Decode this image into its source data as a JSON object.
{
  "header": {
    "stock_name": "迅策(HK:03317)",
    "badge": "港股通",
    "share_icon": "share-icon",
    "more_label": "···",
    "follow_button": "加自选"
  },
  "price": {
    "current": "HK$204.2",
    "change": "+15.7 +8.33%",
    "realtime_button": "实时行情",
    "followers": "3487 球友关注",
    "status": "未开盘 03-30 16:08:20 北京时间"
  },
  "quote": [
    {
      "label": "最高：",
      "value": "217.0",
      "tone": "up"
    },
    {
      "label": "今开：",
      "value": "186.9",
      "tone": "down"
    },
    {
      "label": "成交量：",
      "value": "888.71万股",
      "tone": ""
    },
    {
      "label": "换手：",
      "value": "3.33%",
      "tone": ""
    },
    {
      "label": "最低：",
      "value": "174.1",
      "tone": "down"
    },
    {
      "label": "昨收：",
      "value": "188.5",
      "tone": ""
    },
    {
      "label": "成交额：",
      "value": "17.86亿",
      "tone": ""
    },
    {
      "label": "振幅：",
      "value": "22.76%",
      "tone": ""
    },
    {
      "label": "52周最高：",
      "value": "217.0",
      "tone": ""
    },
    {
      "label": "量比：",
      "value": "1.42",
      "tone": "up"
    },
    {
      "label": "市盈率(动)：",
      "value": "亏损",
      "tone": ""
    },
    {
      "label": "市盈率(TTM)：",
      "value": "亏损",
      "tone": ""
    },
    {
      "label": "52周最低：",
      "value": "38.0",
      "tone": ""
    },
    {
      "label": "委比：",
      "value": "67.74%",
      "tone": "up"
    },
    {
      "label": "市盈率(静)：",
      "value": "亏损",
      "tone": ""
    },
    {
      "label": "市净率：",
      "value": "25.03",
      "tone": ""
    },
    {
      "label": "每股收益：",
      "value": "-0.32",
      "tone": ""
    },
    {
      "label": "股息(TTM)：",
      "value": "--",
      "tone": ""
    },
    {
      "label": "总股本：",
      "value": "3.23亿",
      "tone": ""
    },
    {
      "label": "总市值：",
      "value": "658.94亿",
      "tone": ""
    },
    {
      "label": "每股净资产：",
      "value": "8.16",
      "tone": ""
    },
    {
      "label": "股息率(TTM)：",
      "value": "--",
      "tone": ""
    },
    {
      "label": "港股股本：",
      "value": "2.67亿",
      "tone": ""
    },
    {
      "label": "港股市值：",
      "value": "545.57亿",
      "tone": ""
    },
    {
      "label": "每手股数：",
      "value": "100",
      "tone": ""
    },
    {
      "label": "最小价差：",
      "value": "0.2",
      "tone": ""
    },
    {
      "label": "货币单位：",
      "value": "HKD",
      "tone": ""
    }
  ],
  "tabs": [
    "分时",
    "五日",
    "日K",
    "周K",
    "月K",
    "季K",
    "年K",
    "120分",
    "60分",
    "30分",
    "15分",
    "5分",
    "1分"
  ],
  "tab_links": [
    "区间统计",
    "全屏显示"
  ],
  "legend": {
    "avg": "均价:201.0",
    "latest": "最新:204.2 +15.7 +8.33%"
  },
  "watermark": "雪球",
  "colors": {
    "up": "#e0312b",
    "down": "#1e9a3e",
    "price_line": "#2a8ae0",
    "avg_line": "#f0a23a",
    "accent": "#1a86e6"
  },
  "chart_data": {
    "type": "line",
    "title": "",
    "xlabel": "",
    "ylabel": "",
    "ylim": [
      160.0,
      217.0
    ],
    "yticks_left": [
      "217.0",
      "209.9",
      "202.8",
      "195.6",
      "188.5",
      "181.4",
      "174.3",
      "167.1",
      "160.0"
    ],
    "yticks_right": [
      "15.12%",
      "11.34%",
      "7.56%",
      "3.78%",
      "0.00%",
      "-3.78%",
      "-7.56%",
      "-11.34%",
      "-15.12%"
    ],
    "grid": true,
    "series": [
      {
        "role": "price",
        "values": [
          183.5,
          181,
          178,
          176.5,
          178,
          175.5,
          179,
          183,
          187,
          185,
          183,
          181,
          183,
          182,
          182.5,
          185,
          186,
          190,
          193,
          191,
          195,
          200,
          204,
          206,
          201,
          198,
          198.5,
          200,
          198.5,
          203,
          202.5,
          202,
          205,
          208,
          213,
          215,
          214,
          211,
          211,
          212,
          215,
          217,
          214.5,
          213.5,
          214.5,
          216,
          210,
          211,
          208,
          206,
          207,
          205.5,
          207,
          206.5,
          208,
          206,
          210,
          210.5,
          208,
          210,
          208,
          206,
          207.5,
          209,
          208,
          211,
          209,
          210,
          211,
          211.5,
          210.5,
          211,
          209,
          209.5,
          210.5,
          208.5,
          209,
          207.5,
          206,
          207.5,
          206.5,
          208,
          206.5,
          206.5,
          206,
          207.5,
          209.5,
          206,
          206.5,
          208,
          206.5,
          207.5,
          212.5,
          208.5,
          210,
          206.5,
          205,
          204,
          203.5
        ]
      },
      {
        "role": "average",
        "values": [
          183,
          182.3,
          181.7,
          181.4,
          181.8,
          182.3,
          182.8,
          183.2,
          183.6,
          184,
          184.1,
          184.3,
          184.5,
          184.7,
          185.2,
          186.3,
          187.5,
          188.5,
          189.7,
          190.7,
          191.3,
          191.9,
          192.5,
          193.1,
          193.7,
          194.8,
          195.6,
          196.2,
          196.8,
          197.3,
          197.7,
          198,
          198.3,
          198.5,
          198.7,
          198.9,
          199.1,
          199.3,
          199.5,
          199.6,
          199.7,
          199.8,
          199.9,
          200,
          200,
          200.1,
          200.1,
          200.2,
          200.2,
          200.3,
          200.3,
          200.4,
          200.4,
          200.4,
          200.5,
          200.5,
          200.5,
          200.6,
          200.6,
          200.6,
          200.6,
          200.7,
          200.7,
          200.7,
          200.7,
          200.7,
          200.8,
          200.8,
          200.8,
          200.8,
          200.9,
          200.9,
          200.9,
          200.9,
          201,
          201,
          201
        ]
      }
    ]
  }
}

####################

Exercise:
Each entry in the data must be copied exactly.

Exercise solution:
Decode this image into its source data as a JSON object.
{
  "header": {
    "stock_name": "迅策(HK:03317)",
    "badge": "港股通",
    "share_icon": "share-icon",
    "more_label": "···",
    "follow_button": "加自选"
  },
  "price": {
    "current": "HK$204.2",
    "change": "+15.7 +8.33%",
    "realtime_button": "实时行情",
    "followers": "3487 球友关注",
    "status": "未开盘 03-30 16:08:20 北京时间"
  },
  "quote": [
    {
      "label": "最高：",
      "value": "217.0",
      "tone": "up"
    },
    {
      "label": "今开：",
      "value": "186.9",
      "tone": "down"
    },
    {
      "label": "成交量：",
      "value": "888.71万股",
      "tone": ""
    },
    {
      "label": "换手：",
      "value": "3.33%",
      "tone": ""
    },
    {
      "label": "最低：",
      "value": "174.1",
      "tone": "down"
    },
    {
      "label": "昨收：",
      "value": "188.5",
      "tone": ""
    },
    {
      "label": "成交额：",
      "value": "17.86亿",
      "tone": ""
    },
    {
      "label": "振幅：",
      "value": "22.76%",
      "tone": ""
    },
    {
      "label": "52周最高：",
      "value": "217.0",
      "tone": ""
    },
    {
      "label": "量比：",
      "value": "1.42",
      "tone": "up"
    },
    {
      "label": "市盈率(动)：",
      "value": "亏损",
      "tone": ""
    },
    {
      "label": "市盈率(TTM)：",
      "value": "亏损",
      "tone": ""
    },
    {
      "label": "52周最低：",
      "value": "38.0",
      "tone": ""
    },
    {
      "label": "委比：",
      "value": "67.74%",
      "tone": "up"
    },
    {
      "label": "市盈率(静)：",
      "value": "亏损",
      "tone": ""
    },
    {
      "label": "市净率：",
      "value": "25.03",
      "tone": ""
    },
    {
      "label": "每股收益：",
      "value": "-0.32",
      "tone": ""
    },
    {
      "label": "股息(TTM)：",
      "value": "--",
      "tone": ""
    },
    {
      "label": "总股本：",
      "value": "3.23亿",
      "tone": ""
    },
    {
      "label": "总市值：",
      "value": "658.94亿",
      "tone": ""
    },
    {
      "label": "每股净资产：",
      "value": "8.16",
      "tone": ""
    },
    {
      "label": "股息率(TTM)：",
      "value": "--",
      "tone": ""
    },
    {
      "label": "港股股本：",
      "value": "2.67亿",
      "tone": ""
    },
    {
      "label": "港股市值：",
      "value": "545.57亿",
      "tone": ""
    },
    {
      "label": "每手股数：",
      "value": "100",
      "tone": ""
    },
    {
      "label": "最小价差：",
      "value": "0.2",
      "tone": ""
    },
    {
      "label": "货币单位：",
      "value": "HKD",
      "tone": ""
    }
  ],
  "tabs": [
    "分时",
    "五日",
    "日K",
    "周K",
    "月K",
    "季K",
    "年K",
    "120分",
    "60分",
    "30分",
    "15分",
    "5分",
    "1分"
  ],
  "tab_links": [
    "区间统计",
    "全屏显示"
  ],
  "legend": {
    "avg": "均价:201.0",
    "latest": "最新:204.2 +15.7 +8.33%"
  },
  "watermark": "雪球",
  "colors": {
    "up": "#e0312b",
    "down": "#1e9a3e",
    "price_line": "#2a8ae0",
    "avg_line": "#f0a23a",
    "accent": "#1a86e6"
  },
  "chart_data": {
    "type": "line",
    "title": "",
    "xlabel": "",
    "ylabel": "",
    "ylim": [
      160.0,
      217.0
    ],
    "yticks_left": [
      "217.0",
      "209.9",
      "202.8",
      "195.6",
      "188.5",
      "181.4",
      "174.3",
      "167.1",
      "160.0"
    ],
    "yticks_right": [
      "15.12%",
      "11.34%",
      "7.56%",
      "3.78%",
      "0.00%",
      "-3.78%",
      "-7.56%",
      "-11.34%",
      "-15.12%"
    ],
    "grid": true,
    "series": [
      {
        "role": "price",
        "values": [
          183.5,
          181,
          178,
          176.5,
          178,
          175.5,
          179,
          183,
          187,
          185,
          183,
          181,
          183,
          182,
          182.5,
          185,
          186,
          190,
          193,
          191,
          195,
          200,
          204,
          206,
          201,
          198,
          198.5,
          200,
          198.5,
          203,
          202.5,
          202,
          205,
          208,
          213,
          215,
          214,
          211,
          211,
          212,
          215,
          217,
          214.5,
          213.5,
          214.5,
          216,
          210,
          211,
          208,
          206,
          207,
          205.5,
          207,
          206.5,
          208,
          206,
          210,
          210.5,
          208,
          210,
          208,
          206,
          207.5,
          209,
          208,
          211,
          209,
          210,
          211,
          211.5,
          210.5,
          211,
          209,
          209.5,
          210.5,
          208.5,
          209,
          207.5,
          206,
          207.5,
          206.5,
          208,
          206.5,
          206.5,
          206,
          207.5,
          209.5,
          206,
          206.5,
          208,
          206.5,
          207.5,
          212.5,
          208.5,
          210,
          206.5,
          205,
          204,
          203.5
        ]
      },
      {
        "role": "average",
        "values": [
          183,
          182.3,
          181.7,
          181.4,
          181.8,
          182.3,
          182.8,
          183.2,
          183.6,
          184,
          184.1,
          184.3,
          184.5,
          184.7,
          185.2,
          186.3,
          187.5,
          188.5,
          189.7,
          190.7,
          191.3,
          191.9,
          192.5,
          193.1,
          193.7,
          194.8,
          195.6,
          196.2,
          196.8,
          197.3,
          197.7,
          198,
          198.3,
          198.5,
          198.7,
          198.9,
          199.1,
          199.3,
          199.5,
          199.6,
          199.7,
          199.8,
          199.9,
          200,
          200,
          200.1,
          200.1,
          200.2,
          200.2,
          200.3,
          200.3,
          200.4,
          200.4,
          200.4,
          200.5,
          200.5,
          200.5,
          200.6,
          200.6,
          200.6,
          200.6,
          200.7,
          200.7,
          200.7,
          200.7,
          200.7,
          200.8,
          200.8,
          200.8,
          200.8,
          200.9,
          200.9,
          200.9,
          200.9,
          201,
          201,
          201
        ]
      }
    ]
  }
}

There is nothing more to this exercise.